◆ **About this exercise**: From the listing below, pull out every line where the string "label" appears.
*** Exercise inputs ***
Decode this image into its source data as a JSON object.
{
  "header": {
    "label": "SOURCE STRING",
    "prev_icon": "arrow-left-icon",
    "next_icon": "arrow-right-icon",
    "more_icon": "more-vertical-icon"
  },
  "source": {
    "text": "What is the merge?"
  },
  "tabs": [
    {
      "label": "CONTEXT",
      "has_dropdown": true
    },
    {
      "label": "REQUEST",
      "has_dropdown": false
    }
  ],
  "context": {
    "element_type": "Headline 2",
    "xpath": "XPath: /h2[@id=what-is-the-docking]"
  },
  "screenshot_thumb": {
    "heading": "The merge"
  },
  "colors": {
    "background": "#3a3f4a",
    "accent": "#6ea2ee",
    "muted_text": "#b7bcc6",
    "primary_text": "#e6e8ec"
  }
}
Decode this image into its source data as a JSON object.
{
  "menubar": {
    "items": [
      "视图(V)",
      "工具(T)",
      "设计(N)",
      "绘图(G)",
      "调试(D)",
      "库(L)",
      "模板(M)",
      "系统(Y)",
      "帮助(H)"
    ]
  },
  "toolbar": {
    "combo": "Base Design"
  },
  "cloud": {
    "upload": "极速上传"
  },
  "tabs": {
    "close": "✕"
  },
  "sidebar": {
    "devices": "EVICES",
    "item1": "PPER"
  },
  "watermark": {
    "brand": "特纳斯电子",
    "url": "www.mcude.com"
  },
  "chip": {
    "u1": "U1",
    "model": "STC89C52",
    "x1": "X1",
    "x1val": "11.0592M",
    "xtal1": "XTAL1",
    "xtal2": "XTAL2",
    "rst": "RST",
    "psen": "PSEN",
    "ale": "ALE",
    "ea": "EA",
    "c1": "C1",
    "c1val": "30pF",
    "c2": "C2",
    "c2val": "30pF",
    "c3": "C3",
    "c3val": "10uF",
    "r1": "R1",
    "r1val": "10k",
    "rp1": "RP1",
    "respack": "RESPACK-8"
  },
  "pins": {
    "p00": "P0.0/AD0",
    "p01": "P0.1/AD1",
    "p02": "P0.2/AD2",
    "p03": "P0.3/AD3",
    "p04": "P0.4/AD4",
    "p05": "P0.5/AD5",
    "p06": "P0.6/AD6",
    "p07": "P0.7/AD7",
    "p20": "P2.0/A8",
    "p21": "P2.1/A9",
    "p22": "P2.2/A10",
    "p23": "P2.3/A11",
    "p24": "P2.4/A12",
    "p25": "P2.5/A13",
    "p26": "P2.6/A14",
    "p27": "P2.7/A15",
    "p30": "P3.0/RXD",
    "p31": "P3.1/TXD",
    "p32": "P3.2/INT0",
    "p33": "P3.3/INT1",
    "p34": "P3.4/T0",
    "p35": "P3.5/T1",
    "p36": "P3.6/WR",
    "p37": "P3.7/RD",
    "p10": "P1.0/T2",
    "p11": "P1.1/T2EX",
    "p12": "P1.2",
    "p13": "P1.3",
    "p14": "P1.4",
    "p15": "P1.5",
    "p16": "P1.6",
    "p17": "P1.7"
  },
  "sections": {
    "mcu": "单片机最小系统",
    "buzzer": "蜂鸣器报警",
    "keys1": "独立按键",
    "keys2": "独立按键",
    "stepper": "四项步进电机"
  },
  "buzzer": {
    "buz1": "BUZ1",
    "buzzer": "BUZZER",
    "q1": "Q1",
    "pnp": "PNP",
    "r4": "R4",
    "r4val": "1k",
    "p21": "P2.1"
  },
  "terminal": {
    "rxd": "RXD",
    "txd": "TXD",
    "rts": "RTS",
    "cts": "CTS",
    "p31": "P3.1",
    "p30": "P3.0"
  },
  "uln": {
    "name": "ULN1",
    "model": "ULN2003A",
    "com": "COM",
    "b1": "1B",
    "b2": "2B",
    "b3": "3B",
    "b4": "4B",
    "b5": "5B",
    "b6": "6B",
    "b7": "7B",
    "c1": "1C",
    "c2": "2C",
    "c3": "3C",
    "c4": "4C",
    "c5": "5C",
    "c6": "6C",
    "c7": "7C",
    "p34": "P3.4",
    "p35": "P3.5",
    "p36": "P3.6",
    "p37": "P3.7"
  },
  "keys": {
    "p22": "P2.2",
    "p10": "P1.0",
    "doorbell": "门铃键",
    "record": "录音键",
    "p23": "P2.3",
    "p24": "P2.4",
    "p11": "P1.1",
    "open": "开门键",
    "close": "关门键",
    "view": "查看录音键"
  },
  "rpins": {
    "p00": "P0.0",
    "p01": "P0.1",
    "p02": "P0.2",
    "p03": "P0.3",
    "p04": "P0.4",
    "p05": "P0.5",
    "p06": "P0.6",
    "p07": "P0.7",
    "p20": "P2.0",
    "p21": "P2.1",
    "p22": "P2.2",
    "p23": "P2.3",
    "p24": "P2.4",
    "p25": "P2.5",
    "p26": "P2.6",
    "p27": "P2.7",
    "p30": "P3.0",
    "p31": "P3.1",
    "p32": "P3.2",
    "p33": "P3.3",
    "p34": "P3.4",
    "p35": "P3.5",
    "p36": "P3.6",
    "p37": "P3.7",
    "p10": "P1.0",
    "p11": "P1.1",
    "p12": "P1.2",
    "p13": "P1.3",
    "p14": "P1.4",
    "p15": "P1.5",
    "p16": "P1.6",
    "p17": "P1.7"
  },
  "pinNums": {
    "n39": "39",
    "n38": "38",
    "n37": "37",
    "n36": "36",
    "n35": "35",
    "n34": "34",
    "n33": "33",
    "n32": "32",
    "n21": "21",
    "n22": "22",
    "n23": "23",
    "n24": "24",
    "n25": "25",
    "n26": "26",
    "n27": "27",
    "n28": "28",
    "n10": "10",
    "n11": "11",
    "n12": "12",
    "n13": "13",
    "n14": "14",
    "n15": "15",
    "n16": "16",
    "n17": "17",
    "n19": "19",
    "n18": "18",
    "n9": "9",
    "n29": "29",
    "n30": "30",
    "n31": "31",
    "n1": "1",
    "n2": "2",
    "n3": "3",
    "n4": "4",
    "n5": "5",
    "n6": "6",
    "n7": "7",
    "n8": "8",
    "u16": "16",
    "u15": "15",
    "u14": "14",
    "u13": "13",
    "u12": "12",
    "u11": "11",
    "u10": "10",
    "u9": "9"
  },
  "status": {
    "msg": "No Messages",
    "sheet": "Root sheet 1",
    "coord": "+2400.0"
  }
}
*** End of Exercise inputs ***
◆ **Output of the exercise**:
    "label": "SOURCE STRING",
      "label": "CONTEXT",
      "label": "REQUEST",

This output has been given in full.